┌──

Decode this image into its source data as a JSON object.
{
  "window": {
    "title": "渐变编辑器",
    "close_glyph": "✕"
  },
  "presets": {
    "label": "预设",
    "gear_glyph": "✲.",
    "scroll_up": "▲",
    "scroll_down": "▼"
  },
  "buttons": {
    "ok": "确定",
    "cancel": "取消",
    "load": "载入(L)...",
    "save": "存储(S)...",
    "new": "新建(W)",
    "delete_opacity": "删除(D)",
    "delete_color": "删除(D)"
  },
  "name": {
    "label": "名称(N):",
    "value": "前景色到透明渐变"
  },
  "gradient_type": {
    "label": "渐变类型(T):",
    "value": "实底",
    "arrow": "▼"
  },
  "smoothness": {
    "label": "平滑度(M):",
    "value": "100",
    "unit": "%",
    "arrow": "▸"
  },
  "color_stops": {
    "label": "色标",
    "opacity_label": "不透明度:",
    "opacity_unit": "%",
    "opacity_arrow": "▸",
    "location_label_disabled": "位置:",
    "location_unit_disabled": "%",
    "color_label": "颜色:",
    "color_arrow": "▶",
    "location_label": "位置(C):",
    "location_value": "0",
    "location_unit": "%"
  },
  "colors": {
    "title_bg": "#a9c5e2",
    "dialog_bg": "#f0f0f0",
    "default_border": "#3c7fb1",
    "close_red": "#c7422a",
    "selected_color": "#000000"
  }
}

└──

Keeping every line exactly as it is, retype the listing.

Decode this image into its source data as a JSON object.
{
  "window": {
    "title": "渐变编辑器",
    "close_glyph": "✕"
  },
  "presets": {
    "label": "预设",
    "gear_glyph": "✲.",
    "scroll_up": "▲",
    "scroll_down": "▼"
  },
  "buttons": {
    "ok": "确定",
    "cancel": "取消",
    "load": "载入(L)...",
    "save": "存储(S)...",
    "new": "新建(W)",
    "delete_opacity": "删除(D)",
    "delete_color": "删除(D)"
  },
  "name": {
    "label": "名称(N):",
    "value": "前景色到透明渐变"
  },
  "gradient_type": {
    "label": "渐变类型(T):",
    "value": "实底",
    "arrow": "▼"
  },
  "smoothness": {
    "label": "平滑度(M):",
    "value": "100",
    "unit": "%",
    "arrow": "▸"
  },
  "color_stops": {
    "label": "色标",
    "opacity_label": "不透明度:",
    "opacity_unit": "%",
    "opacity_arrow": "▸",
    "location_label_disabled": "位置:",
    "location_unit_disabled": "%",
    "color_label": "颜色:",
    "color_arrow": "▶",
    "location_label": "位置(C):",
    "location_value": "0",
    "location_unit": "%"
  },
  "colors": {
    "title_bg": "#a9c5e2",
    "dialog_bg": "#f0f0f0",
    "default_border": "#3c7fb1",
    "close_red": "#c7422a",
    "selected_color": "#000000"
  }
}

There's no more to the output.